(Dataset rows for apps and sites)
☆ ☆ ☆ ☆ ☆

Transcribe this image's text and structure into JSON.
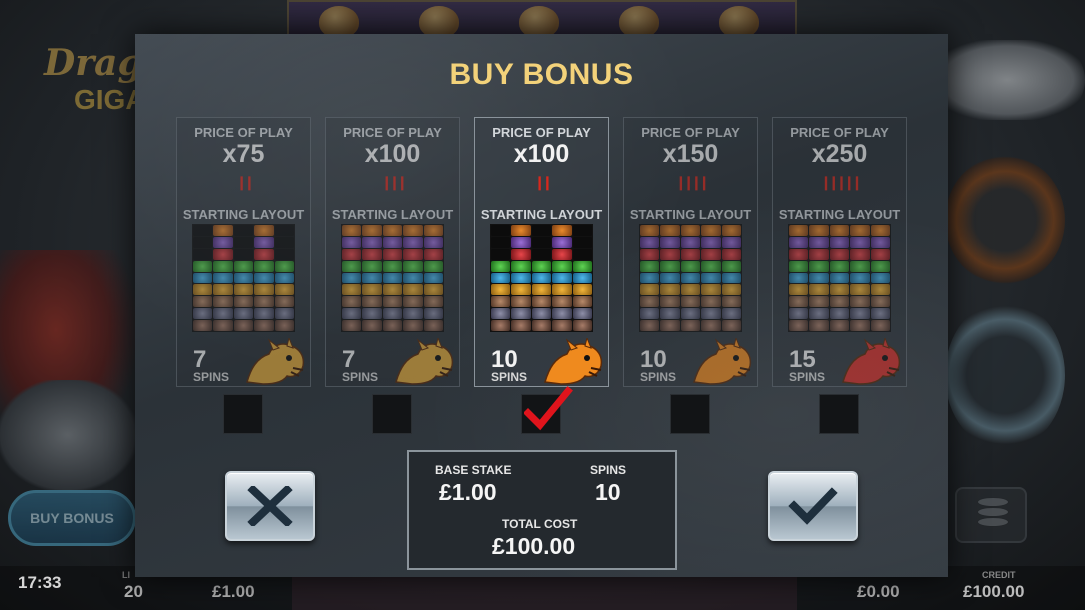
{
  "game": {
    "logo_line1": "Drag",
    "logo_line2": "GIGA"
  },
  "background": {
    "buy_bonus_button": "BUY BONUS",
    "clock": "17:33",
    "lines_label": "LI",
    "lines_value": "20",
    "bet_value": "£1.00",
    "win_value": "£0.00",
    "credit_label": "CREDIT",
    "credit_value": "£100.00"
  },
  "modal": {
    "title": "BUY BONUS",
    "options": [
      {
        "price_label": "PRICE OF PLAY",
        "multiplier": "x75",
        "chilis": 2,
        "layout_label": "STARTING LAYOUT",
        "spins": "7",
        "spins_label": "SPINS",
        "dragon_color": "#e0a83a",
        "selected": false,
        "layout": "A"
      },
      {
        "price_label": "PRICE OF PLAY",
        "multiplier": "x100",
        "chilis": 3,
        "layout_label": "STARTING LAYOUT",
        "spins": "7",
        "spins_label": "SPINS",
        "dragon_color": "#e0a83a",
        "selected": false,
        "layout": "B"
      },
      {
        "price_label": "PRICE OF PLAY",
        "multiplier": "x100",
        "chilis": 2,
        "layout_label": "STARTING LAYOUT",
        "spins": "10",
        "spins_label": "SPINS",
        "dragon_color": "#ef8a1e",
        "selected": true,
        "layout": "A"
      },
      {
        "price_label": "PRICE OF PLAY",
        "multiplier": "x150",
        "chilis": 4,
        "layout_label": "STARTING LAYOUT",
        "spins": "10",
        "spins_label": "SPINS",
        "dragon_color": "#ef8a1e",
        "selected": false,
        "layout": "B"
      },
      {
        "price_label": "PRICE OF PLAY",
        "multiplier": "x250",
        "chilis": 5,
        "layout_label": "STARTING LAYOUT",
        "spins": "15",
        "spins_label": "SPINS",
        "dragon_color": "#d8302a",
        "selected": false,
        "layout": "B"
      }
    ],
    "summary": {
      "base_stake_label": "BASE STAKE",
      "base_stake_value": "£1.00",
      "spins_label": "SPINS",
      "spins_value": "10",
      "total_cost_label": "TOTAL COST",
      "total_cost_value": "£100.00"
    },
    "cancel_icon": "close-icon",
    "confirm_icon": "checkmark-icon",
    "accent_color": "#f3d27a",
    "check_color": "#e0141c"
  }
}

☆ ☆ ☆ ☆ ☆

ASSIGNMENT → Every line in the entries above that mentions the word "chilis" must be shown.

COMPLETED EXERCISE →
        "chilis": 2,
        "chilis": 3,
        "chilis": 2,
        "chilis": 4,
        "chilis": 5,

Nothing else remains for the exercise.